6. What is the best part about hosting a Cancer Council Girls' Nights In?

Cancer Council’s Girls’ Night In campaign gets women in a room together to open up the dialogue around women’s cancers. Whether it’s telling their stories or talking about symptoms, asking people how they’re feeling, it’s a chance to pause and think about it and what it means and how it can affect you.

7. What would you say to Australian women to encourage them to host their own Cancer Council Girls’ Night In this October?

If we can take the opportunity to get together, get women to speak about their health, learn something new, raise awareness and funds to help beat women’s cancers, it’ll make a huge difference. Everything helps – whether it’s going towards early detection tools or new drug treatments, it’s all important. Cancer could happen to anyone. If I had known about symptoms earlier, maybe my story would have turned out differently.

8. What are your top tips for organising a Cancer Council Girls’ Night In?

My top tips would be to set a theme – mine is a pyjama party, but it could be anything – make a Facebook event and invite all the important women in your life, and really take the opportunity to focus on women’s cancers while still having a good time.
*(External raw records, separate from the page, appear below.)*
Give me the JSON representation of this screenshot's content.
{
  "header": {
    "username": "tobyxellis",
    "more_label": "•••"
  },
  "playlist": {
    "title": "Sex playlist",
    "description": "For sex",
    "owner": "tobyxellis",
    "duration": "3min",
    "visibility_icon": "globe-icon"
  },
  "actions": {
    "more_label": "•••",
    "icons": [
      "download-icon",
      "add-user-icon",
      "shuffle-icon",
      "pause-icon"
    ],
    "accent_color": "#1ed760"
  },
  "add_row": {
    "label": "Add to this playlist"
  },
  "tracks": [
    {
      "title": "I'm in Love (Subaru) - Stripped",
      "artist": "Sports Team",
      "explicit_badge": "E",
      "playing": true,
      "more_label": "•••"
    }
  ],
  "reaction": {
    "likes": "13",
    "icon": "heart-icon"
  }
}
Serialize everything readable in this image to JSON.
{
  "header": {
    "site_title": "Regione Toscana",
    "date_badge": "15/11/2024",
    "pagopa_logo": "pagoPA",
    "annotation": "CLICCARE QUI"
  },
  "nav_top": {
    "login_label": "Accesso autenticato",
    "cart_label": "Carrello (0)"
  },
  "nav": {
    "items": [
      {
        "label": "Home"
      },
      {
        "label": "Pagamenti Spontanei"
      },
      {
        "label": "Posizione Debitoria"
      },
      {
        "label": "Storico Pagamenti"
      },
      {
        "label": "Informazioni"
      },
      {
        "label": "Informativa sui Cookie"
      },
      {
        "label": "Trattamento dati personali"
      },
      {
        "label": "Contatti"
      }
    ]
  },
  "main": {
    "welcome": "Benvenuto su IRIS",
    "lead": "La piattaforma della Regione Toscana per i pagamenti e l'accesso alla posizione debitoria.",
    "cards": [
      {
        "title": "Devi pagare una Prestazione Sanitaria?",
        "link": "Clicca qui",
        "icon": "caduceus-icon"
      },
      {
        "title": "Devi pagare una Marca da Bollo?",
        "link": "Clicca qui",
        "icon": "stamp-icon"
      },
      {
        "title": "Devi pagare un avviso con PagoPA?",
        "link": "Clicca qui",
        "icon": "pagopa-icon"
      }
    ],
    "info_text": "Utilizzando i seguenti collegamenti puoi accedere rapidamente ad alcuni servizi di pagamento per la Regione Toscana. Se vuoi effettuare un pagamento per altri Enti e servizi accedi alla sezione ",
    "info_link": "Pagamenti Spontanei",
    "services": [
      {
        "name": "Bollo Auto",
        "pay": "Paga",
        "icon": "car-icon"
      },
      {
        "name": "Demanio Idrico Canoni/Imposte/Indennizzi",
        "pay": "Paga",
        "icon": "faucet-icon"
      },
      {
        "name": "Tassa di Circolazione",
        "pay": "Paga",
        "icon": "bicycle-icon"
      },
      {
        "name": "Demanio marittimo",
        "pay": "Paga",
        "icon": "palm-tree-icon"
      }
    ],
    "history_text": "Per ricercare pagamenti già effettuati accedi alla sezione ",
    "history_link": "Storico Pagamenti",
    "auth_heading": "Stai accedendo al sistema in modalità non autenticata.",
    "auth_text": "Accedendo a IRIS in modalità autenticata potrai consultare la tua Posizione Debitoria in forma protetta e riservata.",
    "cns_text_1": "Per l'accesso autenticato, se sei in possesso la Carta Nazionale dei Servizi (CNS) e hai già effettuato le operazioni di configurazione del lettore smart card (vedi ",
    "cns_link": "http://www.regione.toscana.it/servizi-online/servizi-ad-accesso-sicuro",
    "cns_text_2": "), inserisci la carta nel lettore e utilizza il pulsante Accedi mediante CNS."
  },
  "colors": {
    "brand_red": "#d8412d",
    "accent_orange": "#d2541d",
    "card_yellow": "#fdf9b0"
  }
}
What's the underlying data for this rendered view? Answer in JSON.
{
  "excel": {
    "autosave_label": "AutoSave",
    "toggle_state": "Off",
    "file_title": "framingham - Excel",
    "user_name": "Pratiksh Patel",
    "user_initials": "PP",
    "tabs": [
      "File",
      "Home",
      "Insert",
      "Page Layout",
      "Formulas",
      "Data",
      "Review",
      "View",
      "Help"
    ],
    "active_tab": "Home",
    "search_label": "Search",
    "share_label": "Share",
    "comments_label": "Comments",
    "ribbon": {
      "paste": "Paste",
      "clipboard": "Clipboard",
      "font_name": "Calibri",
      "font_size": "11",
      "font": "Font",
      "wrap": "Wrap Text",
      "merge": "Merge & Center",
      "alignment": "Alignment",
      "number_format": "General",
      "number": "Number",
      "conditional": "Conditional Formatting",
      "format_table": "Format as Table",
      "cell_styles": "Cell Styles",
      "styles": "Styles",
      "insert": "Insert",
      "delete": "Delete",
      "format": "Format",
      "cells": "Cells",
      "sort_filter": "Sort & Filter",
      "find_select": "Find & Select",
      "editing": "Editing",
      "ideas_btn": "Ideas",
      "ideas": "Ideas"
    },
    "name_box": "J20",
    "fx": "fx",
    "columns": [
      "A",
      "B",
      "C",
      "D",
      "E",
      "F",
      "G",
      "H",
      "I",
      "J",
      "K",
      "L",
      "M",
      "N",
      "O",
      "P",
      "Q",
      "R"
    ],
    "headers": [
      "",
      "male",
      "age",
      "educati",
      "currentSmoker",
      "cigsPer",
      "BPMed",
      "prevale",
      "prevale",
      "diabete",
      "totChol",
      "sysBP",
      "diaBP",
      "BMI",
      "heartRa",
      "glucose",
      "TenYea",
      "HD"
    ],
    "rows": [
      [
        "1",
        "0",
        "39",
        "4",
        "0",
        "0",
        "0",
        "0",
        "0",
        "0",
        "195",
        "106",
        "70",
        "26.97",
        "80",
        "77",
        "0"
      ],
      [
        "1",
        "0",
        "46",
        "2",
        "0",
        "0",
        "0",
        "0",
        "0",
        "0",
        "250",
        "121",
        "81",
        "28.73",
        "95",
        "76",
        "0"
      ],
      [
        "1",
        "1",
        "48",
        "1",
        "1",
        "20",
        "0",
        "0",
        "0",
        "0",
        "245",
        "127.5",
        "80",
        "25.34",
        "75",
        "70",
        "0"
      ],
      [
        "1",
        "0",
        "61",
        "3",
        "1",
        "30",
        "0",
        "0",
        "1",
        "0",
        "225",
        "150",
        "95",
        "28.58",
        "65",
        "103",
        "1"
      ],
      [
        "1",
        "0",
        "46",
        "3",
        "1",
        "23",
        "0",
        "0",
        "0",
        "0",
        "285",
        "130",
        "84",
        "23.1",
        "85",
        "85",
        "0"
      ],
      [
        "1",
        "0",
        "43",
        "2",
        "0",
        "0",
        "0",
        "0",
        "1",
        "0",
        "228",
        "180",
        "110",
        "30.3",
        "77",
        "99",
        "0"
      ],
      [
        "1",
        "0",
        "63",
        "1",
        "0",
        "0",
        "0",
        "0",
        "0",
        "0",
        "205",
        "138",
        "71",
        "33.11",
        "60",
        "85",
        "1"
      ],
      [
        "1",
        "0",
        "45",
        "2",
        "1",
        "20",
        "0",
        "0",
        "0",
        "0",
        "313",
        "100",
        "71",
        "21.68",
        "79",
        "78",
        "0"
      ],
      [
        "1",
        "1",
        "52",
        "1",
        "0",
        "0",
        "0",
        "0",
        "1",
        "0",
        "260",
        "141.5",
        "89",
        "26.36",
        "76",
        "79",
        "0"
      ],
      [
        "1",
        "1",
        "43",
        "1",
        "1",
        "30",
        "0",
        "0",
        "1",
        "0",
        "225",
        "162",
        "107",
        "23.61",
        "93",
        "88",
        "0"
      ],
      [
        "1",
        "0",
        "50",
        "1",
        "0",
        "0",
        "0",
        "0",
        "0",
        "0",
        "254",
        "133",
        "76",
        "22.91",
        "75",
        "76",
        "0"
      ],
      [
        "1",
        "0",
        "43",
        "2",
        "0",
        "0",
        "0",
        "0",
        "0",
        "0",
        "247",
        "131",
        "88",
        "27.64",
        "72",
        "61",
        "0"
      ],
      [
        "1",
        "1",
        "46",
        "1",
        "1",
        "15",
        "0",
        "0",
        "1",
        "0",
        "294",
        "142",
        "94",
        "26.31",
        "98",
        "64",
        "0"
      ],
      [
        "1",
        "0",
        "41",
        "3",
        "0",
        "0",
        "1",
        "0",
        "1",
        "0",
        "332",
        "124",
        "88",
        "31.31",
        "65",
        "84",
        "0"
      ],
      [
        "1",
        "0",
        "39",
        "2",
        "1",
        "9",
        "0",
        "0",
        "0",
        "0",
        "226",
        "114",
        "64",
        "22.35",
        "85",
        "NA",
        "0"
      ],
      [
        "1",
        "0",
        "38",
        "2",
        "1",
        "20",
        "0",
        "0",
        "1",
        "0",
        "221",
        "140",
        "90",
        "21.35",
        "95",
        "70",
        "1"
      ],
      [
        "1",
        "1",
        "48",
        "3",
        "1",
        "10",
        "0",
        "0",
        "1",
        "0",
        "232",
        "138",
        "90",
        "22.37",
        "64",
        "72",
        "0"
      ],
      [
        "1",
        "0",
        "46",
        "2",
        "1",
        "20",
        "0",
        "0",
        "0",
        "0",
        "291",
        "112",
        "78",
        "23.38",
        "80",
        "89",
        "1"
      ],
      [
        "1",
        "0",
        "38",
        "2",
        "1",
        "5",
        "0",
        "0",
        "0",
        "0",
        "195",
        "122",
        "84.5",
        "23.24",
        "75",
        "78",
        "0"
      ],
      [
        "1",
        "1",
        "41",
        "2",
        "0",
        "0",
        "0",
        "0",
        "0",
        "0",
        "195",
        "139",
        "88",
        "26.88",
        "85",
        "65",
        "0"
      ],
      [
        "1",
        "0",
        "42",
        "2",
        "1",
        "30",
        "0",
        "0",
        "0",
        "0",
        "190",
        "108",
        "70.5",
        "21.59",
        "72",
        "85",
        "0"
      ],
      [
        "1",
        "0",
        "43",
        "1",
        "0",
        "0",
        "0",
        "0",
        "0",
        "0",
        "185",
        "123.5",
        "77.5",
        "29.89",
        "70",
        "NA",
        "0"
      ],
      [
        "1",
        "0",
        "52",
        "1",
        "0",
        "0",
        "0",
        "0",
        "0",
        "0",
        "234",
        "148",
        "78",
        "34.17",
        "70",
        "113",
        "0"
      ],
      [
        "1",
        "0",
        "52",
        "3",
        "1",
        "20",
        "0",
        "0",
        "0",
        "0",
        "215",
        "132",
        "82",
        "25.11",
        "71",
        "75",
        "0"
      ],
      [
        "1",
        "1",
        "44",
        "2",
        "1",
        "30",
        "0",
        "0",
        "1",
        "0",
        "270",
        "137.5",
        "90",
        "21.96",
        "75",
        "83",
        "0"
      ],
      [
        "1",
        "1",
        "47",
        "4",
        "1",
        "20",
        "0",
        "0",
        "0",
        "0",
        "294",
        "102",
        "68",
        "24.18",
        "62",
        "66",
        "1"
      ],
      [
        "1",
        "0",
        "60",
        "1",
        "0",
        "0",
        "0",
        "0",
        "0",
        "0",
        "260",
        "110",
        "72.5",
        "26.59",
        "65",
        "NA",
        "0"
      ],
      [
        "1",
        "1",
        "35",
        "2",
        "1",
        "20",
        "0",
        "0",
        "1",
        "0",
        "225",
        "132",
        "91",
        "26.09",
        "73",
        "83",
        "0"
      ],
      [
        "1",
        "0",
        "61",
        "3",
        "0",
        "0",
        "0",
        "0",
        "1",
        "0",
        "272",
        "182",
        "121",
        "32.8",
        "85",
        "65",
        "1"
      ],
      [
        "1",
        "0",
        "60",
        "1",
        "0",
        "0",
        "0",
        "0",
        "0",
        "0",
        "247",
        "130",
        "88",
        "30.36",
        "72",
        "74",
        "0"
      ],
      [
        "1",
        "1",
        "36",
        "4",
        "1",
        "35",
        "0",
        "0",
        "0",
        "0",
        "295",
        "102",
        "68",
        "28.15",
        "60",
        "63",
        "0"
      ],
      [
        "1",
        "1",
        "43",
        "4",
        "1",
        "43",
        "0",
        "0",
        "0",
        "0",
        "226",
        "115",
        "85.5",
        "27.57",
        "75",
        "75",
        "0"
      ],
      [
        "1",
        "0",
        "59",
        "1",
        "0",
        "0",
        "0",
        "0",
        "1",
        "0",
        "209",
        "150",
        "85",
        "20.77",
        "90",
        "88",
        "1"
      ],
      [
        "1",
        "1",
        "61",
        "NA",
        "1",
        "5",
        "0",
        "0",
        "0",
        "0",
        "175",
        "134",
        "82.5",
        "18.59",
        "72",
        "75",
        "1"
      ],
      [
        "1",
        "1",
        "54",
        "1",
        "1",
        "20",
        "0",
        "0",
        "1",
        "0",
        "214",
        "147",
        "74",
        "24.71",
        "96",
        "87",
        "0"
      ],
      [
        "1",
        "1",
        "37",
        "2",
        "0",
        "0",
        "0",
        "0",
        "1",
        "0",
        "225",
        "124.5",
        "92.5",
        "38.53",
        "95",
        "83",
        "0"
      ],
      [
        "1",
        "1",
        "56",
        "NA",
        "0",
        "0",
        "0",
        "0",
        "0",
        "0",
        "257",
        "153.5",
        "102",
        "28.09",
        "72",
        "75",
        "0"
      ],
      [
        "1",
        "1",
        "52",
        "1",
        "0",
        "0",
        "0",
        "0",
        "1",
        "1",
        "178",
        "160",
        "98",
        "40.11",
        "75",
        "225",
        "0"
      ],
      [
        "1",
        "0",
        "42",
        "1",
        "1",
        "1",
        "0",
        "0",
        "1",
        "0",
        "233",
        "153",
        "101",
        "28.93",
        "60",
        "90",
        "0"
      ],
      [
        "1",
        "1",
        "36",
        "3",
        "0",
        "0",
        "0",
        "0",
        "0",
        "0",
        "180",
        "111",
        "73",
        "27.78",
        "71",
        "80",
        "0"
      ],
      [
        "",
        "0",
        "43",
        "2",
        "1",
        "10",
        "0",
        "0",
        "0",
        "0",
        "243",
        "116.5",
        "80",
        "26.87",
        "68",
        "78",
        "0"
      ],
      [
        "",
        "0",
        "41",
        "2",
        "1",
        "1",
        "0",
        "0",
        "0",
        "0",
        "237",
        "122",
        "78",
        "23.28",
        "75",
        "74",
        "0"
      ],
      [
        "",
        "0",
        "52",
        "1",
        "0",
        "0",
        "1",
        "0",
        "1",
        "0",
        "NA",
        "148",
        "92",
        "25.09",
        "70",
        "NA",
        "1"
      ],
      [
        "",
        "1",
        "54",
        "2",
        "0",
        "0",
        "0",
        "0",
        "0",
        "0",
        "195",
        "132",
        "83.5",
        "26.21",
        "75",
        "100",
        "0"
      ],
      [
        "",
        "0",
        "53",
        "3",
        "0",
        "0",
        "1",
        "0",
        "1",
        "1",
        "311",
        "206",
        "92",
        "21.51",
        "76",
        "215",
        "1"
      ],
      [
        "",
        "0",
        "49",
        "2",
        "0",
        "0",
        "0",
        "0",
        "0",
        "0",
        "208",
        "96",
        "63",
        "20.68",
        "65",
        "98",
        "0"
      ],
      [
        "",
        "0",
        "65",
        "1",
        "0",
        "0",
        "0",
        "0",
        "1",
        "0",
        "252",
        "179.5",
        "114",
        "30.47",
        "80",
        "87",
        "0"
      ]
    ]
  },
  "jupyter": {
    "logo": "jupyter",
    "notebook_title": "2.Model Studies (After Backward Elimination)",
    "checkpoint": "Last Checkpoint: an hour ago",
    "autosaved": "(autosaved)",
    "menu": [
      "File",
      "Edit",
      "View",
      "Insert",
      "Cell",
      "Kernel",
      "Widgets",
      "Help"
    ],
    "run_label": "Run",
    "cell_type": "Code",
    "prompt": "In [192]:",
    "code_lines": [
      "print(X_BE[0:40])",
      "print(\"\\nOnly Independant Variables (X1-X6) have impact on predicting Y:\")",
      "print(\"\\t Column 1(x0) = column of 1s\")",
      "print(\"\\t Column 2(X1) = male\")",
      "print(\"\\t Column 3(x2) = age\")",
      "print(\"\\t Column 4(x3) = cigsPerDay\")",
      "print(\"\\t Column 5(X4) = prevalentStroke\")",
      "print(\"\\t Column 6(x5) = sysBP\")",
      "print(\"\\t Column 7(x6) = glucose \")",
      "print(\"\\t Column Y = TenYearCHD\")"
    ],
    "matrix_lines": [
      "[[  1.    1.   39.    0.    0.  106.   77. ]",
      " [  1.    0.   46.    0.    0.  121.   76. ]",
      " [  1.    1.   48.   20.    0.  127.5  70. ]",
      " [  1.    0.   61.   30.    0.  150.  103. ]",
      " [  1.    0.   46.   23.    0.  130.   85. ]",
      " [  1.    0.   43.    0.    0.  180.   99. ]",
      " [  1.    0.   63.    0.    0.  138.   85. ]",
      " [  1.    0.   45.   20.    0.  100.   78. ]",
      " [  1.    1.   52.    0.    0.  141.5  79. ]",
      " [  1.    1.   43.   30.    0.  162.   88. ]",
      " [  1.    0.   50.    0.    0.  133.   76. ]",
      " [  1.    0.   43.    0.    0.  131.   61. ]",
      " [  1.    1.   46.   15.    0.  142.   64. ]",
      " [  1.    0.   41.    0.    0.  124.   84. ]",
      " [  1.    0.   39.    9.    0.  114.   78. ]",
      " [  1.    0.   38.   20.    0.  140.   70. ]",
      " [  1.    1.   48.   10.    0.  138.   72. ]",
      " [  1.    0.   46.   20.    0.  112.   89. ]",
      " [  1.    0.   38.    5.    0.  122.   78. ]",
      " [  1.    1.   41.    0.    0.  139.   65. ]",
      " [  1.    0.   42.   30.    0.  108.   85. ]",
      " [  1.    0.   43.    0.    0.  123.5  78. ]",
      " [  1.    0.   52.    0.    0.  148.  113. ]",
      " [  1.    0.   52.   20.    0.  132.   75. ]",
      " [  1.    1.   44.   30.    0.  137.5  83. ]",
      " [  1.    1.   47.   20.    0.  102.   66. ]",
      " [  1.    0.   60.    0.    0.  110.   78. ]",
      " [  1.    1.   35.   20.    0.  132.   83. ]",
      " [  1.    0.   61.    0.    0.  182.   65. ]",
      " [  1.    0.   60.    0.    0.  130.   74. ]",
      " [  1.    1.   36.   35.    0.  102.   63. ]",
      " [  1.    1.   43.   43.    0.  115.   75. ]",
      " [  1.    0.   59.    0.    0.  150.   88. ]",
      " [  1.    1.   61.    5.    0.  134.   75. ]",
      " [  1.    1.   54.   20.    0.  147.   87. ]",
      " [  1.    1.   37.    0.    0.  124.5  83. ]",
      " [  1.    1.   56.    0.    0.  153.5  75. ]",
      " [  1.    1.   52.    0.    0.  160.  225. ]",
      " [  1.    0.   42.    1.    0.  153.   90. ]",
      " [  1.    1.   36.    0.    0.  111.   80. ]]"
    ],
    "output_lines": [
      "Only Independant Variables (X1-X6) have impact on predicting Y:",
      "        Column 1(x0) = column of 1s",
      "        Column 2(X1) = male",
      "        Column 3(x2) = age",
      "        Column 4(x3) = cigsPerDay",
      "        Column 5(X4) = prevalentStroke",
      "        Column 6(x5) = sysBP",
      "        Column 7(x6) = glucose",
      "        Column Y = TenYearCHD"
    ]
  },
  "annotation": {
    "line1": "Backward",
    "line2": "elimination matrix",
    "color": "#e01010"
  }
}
9. After you've hosted your Cancer Council Girls' Night In, what's your next big adventure?

My next adventure is to travel Asia. I definitely want to go to China, Japan, Hong Kong and Singapore. I want to see the Great Wall of China because it’s always fascinated me, and of course eat all the delicious food.

What sort of theme would you have for your Girls' Night In?